# How Dominoes Work

The domino is an ancient game with many variations, including the basic blocking and scoring games for two or four players. These are played with a set of dominoes shuffled together and then laid facedown on a table. The players draw for the lead, and the winner plays the heaviest piece, generally a double, then picks up a hand of seven other dominoes. The remainder of the pieces are left behind and are called the boneyard or, in some countries, the stock.

Dominoes are also used in many other games, and the most basic is a simple concentration variant where two dominoes must match in terms of number of dots, known as pips. These match on the ends of the domino and may be either one, two, or blank. Each end has a different value, and if the domino has a blank side it is said to be a void or a wild tile.

There are other more creative and elaborate domino games that involve curved lines, grids that form pictures when they fall, or even 3D structures such as towers. Creating these setups requires a good understanding of the laws of gravity and an engineering-like process to design them. This sort of thinking is useful in novel writing as well, because a writer can use scene dominoes to advance the storyline or develop an argument.

In addition to being fun, dominoes help children build spatial awareness and fine motor skills. They can learn the names of colours as they place their tiles next to each other, and they can practice their counting skills when they try to stack them correctly.

Creating a domino layout is also a great way to improve concentration and focus, which can be important in school. A great way to practice this is by taking a piece of paper and colouring it with selected domino tile colours. Then ask your child to place a matching domino on each spot, and watch their concentration improve!
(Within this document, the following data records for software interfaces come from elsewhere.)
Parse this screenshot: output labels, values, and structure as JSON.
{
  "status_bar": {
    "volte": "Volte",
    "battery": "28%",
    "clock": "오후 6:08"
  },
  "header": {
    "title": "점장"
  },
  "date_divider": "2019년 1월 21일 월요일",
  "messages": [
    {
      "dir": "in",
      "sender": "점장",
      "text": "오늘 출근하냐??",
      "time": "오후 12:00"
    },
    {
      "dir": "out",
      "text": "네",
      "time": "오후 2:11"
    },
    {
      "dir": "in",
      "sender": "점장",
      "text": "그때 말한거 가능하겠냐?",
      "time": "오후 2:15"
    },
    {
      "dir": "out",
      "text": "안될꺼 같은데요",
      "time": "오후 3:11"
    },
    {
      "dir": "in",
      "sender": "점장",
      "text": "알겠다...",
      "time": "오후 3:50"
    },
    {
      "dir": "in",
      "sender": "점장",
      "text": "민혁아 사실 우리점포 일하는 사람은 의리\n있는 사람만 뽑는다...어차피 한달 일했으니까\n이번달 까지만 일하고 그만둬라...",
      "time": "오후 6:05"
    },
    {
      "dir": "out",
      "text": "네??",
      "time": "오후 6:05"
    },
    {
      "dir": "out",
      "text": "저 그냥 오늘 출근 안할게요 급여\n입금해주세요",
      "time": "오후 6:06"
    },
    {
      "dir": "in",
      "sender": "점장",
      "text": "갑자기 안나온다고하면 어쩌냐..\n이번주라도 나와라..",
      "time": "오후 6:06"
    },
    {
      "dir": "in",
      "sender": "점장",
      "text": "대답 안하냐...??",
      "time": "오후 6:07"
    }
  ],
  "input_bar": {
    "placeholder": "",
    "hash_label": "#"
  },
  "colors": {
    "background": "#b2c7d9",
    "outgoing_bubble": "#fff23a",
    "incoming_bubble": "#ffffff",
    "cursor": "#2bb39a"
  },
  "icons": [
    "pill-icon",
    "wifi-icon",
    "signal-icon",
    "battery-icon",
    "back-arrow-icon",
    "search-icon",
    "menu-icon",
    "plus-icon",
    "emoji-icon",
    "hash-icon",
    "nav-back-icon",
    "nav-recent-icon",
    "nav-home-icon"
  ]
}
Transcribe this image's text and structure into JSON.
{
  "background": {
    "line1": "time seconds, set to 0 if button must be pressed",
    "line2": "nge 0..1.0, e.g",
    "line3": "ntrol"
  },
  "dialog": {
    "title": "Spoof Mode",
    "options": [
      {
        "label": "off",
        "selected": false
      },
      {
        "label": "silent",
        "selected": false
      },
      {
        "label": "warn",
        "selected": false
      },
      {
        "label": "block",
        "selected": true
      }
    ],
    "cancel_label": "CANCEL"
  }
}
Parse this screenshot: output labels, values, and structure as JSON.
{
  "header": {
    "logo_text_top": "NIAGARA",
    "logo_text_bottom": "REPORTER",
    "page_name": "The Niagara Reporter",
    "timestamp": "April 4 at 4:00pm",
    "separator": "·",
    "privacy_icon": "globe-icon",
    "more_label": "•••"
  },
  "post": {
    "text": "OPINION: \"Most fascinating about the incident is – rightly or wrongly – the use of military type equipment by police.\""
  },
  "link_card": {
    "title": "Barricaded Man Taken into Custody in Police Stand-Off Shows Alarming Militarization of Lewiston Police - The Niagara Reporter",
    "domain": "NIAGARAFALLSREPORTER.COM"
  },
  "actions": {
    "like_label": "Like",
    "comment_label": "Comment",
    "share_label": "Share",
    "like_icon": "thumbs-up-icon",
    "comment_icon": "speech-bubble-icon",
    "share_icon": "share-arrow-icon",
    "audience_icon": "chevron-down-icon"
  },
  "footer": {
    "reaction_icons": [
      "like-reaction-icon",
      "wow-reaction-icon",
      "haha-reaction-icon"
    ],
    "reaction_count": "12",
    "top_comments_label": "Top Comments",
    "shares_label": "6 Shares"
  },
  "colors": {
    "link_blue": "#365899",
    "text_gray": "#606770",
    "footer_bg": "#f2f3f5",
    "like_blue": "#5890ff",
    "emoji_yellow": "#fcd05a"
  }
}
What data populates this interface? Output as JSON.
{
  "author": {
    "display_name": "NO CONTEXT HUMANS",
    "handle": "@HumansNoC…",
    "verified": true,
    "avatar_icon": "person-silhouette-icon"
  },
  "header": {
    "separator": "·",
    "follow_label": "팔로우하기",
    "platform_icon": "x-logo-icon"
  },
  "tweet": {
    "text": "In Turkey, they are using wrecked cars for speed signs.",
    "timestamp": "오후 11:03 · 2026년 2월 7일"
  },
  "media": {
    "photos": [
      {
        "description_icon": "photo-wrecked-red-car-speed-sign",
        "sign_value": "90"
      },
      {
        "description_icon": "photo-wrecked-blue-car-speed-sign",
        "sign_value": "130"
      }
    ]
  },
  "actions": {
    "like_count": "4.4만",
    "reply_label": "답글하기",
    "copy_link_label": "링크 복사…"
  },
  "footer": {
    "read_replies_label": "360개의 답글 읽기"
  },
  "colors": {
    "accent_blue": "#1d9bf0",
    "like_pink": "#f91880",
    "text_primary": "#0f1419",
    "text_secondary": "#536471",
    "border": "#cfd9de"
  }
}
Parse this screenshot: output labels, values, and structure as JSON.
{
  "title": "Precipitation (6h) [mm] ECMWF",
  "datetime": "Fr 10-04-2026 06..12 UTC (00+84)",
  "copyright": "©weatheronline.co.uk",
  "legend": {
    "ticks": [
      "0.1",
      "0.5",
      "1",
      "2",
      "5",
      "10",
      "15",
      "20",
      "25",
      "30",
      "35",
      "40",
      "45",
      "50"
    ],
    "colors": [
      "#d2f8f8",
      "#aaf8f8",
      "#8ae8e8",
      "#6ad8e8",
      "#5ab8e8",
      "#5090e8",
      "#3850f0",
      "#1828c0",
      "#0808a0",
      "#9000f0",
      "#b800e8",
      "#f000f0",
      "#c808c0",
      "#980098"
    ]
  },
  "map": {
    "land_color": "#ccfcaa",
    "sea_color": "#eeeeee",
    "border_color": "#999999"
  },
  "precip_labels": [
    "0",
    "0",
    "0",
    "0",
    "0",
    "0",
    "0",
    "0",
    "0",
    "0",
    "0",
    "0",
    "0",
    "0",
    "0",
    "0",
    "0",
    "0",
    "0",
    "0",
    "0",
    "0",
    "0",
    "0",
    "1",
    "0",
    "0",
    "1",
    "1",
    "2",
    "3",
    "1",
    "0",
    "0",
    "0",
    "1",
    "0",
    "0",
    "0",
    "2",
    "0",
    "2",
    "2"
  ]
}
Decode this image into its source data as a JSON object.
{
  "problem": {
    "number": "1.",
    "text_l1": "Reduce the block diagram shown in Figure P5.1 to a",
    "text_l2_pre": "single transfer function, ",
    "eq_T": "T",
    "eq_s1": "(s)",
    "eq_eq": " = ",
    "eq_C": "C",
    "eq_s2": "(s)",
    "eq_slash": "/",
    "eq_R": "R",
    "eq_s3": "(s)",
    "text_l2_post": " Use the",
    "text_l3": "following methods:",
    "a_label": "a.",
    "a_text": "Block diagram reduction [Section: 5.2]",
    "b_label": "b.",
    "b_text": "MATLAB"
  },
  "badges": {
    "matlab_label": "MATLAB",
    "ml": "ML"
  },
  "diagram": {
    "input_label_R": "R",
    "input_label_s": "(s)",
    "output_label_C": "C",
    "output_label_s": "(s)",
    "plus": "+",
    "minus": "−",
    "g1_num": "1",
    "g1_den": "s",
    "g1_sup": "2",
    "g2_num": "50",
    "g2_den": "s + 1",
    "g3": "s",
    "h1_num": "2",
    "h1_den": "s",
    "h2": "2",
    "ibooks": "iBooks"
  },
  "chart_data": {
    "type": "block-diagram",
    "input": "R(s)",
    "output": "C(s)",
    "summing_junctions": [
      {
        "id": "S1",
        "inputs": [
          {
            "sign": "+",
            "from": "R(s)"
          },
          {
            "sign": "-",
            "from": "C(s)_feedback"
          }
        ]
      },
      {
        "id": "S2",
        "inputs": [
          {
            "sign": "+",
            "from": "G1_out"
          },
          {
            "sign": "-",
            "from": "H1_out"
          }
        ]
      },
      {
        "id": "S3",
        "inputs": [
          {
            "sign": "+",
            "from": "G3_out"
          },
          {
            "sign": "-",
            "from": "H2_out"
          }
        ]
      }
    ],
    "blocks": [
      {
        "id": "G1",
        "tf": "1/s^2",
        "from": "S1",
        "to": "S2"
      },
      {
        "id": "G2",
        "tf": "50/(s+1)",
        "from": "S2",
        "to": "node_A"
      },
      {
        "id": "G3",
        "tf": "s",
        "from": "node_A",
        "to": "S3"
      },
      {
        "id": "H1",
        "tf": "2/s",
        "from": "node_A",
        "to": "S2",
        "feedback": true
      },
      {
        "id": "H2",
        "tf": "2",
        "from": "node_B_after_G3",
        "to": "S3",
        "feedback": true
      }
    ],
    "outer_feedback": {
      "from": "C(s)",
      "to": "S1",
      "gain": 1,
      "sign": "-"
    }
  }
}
When a domino is positioned correctly on the line it begins to generate energy, and as it falls, much of that potential energy converts to kinetic energy. This kinetic energy is transmitted to the next domino, giving it the push it needs to fall. This continues from domino to domino, creating an ever-growing chain.

A key factor in Domino’s success has been its ability to change with the times. While the company still offers traditional pizzas, it has expanded its menu to include sandwiches and salads, as well as specialty items like chicken wings and appetizers. It has also invested heavily in technology, introducing mobile ordering and experimenting with ways to make it easier for customers to order their food, such as by text or voice command. It is also active in community service, and has donated to charitable causes such as schools and homeless shelters. Its commitment to customer satisfaction has also helped fuel growth. The company has also developed a culture of listening to employees, with a strong emphasis on employee development.